Each of these not-so-good parts can be controlled by the very same mind that drives the beautiful you—the authentic you, the authentic self you were born with, the beautiful, calm, kind, caring, confident, trusting SELF that is the best part of you.
Because your brain, like every other organ, works for you—well, at least, it should work for you—you are able to decide which part of your brain takes the lead at any moment and in any situation.
When your authentic SELF leads, life is good. And it’s even better when your and your partner’s authentic SELVES show themselves at the same time. Then, you are able to enjoy a loving and fulfilling relationship.
With courage, patience, skilled insight, and training, you can increase the likelihood of putting your authentic SELF in control, even in times of distress. I call this Personal Mastery; others have called this “flow”: the state in which life moves forward effortlessly.
When you work with a coach trained in this specific methodology, you will learn to identify and understand your parts. You will learn about the situations where your not-so-good parts take over, and you will practice keeping your authentic SELF in the lead even in those moments.
And even before you engage a neurocentric coach, you could start to use the language of parts.
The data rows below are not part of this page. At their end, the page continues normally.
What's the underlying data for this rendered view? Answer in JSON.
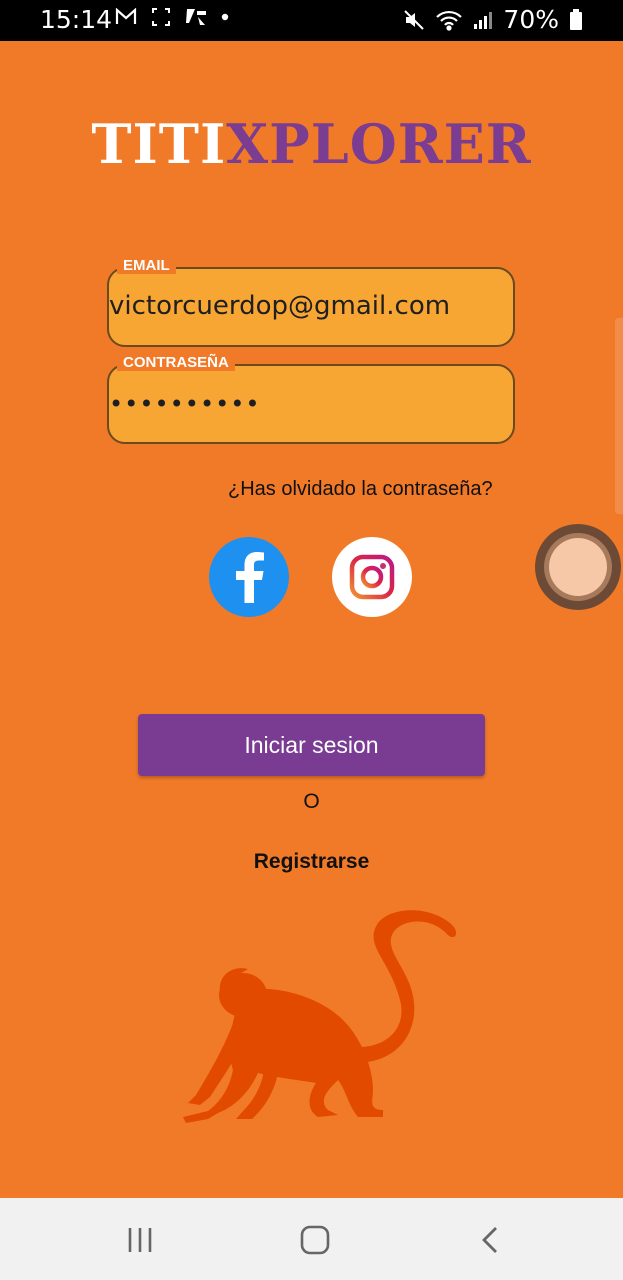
{
  "status_bar": {
    "time": "15:14",
    "battery": "70%",
    "icons": [
      "gmail-icon",
      "screenshot-icon",
      "app-icon",
      "dot-icon"
    ],
    "right_icons": [
      "mute-icon",
      "wifi-icon",
      "signal-icon",
      "battery-icon"
    ]
  },
  "logo": {
    "part1": "TITI",
    "part2": "XPLORER",
    "color1": "#ffffff",
    "color2": "#7b3d91"
  },
  "login": {
    "email_label": "EMAIL",
    "email_value": "victorcuerdop@gmail.com",
    "password_label": "CONTRASEÑA",
    "password_value": "••••••••••",
    "forgot_link": "¿Has olvidado la contraseña?",
    "social": [
      "facebook-icon",
      "instagram-icon"
    ],
    "submit_label": "Iniciar sesion",
    "or_text": "O",
    "register_link": "Registrarse"
  },
  "nav": {
    "buttons": [
      "recents-icon",
      "home-icon",
      "back-icon"
    ]
  },
  "colors": {
    "background": "#f17a29",
    "field": "#f7a634",
    "button": "#7a3c92",
    "monkey": "#e24a00"
  }
}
When you find yourself in the middle of a hot marital argument, don’t say, “You’re ruining my life because you’re always jealous (or angry, or sad, or afraid)!” Instead, identify calmly that, “A part of you is jealous (or angry, or sad, or afraid) right now,” and then insist on speaking with the person you love, the authentic self of your partner that has been pushed aside by their protective part.
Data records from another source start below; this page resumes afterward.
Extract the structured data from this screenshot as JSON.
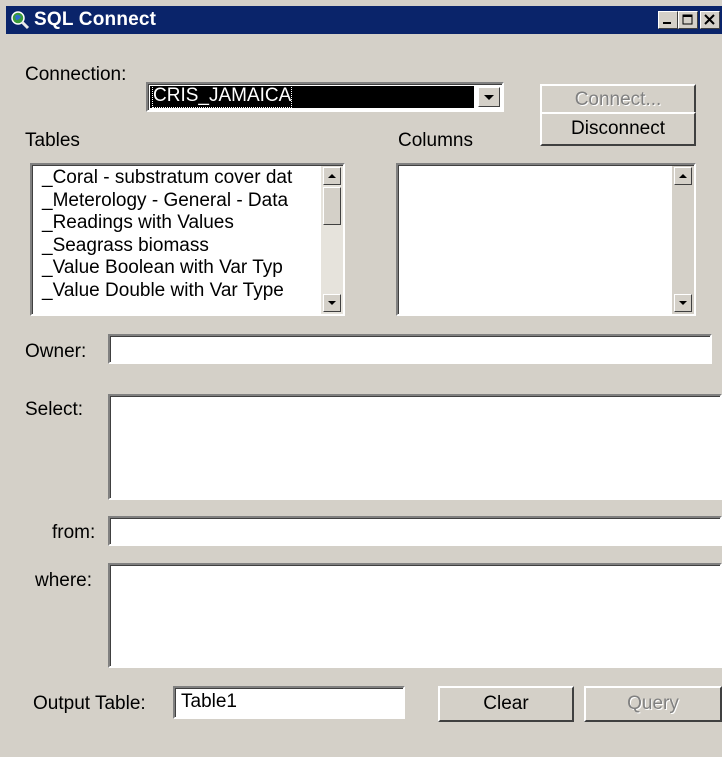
{
  "window": {
    "title": "SQL Connect"
  },
  "connection": {
    "label": "Connection:",
    "value": "CRIS_JAMAICA",
    "connect_label": "Connect...",
    "disconnect_label": "Disconnect"
  },
  "tables": {
    "label": "Tables",
    "items": [
      "_Coral - substratum cover dat",
      "_Meterology - General - Data",
      "_Readings with Values",
      "_Seagrass biomass",
      "_Value Boolean with Var Typ",
      "_Value Double with Var Type"
    ]
  },
  "columns": {
    "label": "Columns"
  },
  "owner": {
    "label": "Owner:",
    "value": ""
  },
  "select": {
    "label": "Select:",
    "value": ""
  },
  "from": {
    "label": "from:",
    "value": ""
  },
  "where": {
    "label": "where:",
    "value": ""
  },
  "output": {
    "label": "Output Table:",
    "value": "Table1"
  },
  "actions": {
    "clear_label": "Clear",
    "query_label": "Query"
  },
  "icons": {
    "app": "sql-magnifier-globe-icon",
    "minimize": "minimize-icon",
    "maximize": "maximize-icon",
    "close": "close-icon"
  }
}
And, if you’re the one feeling jealous (or angry, or sad, or afraid), then calmly state that, “A part of me is feeling jealous (or angry, or sad, or afraid).” You will notice that, as you call attention to this not-so-good part and explicitly state that those not-so-good emotions and behaviors belong to that part—and not your authentic SELF—you create a kaleidoscope of uplifting possibilities.
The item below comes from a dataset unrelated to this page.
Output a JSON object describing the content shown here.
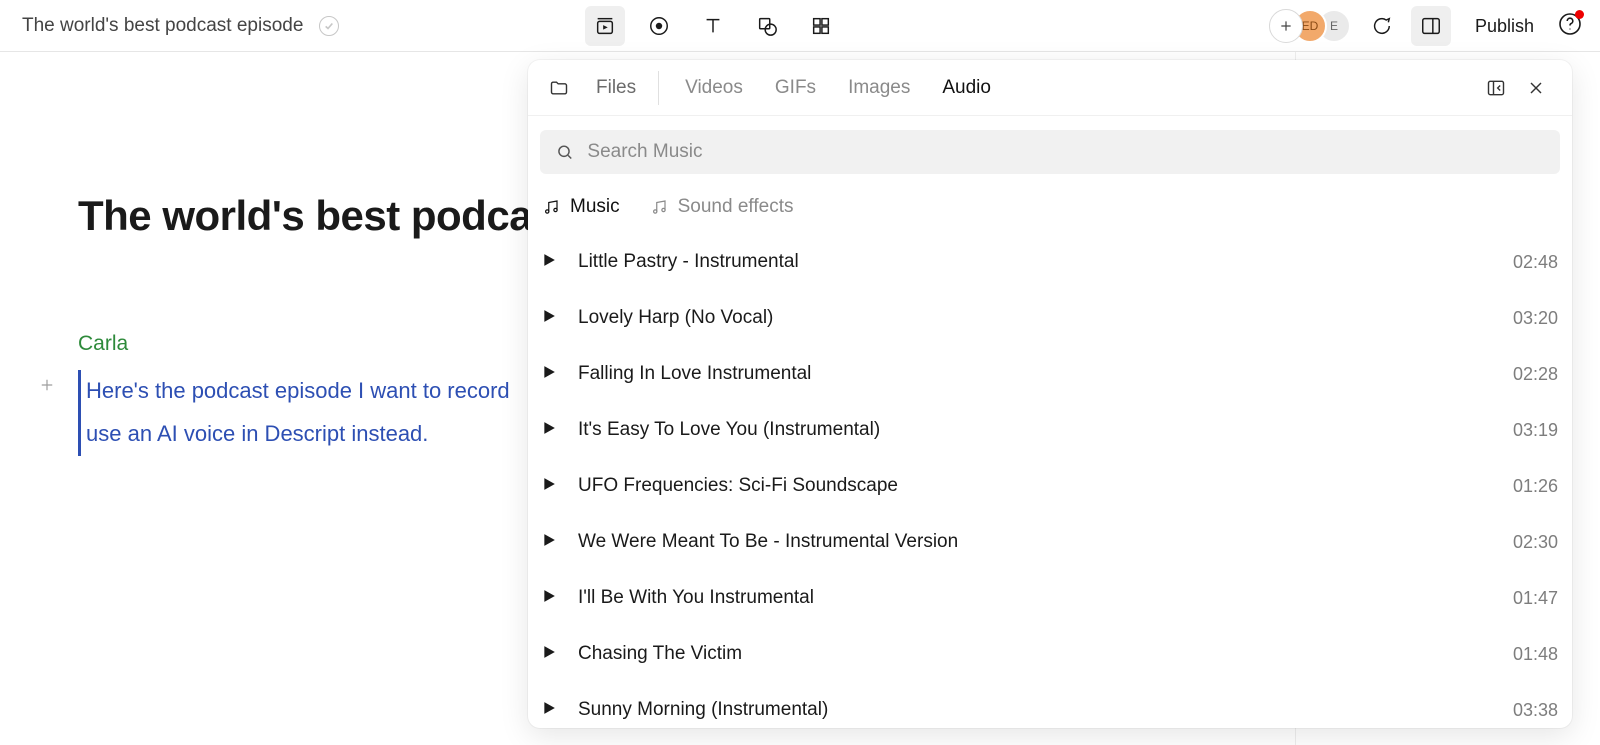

Without those possibilities, your partner had to somehow negotiate harmony with your not-so-good parts—not an easy or a pleasant task. But now, instead, you and your partner can work with the not-so-good part rearing its ugly head, asking it to step aside so that you can again deal directly with the one that you fell in love with. And, together, when both of your authentic SELVES lead, you will solve any problem with ease.
When you perfect this approach, you stand a much better chance of achieving a harmonious, productive relationship that will last a lifetime. You see, the beauty of this magnificent brain design is that the parts of your brain that you nourish will flourish. As you work to keep each mapped sub-personality performing its good role, and limiting it’s not-so-good influence, you fundamentally alter the structure and function of your brain, rewiring it for good!
I hope that you will have the courage to explore your inner world, either alone or with your life partner, and see that this pathway to a balanced and integrated life will lead to loving and rewarding partnerships.
Dr. Roddy Carter, MD, has over 30 years of experience working across a range of medical disciplines and corporate settings.
At the height of his successful career, Roddy experienced a personal health and happiness awakening. During this profoundly transformative time, he began applying his deep knowledge of performance neuroscience to his everyday life. He discovered that, in moments of stress, the brain develops intricate psycho-protective adaptations to ensure our short-term survival; however, these adaptations often impose substantial residual limitations, create profound (and often hidden) distress, and prevent us from reaching our innate potential.
Today, Roddy is an executive coach and author dedicated to helping others unlock their full potential throughout their lives by applying compassionate neuroscience and sharing his unique approach to Personal Mastery™.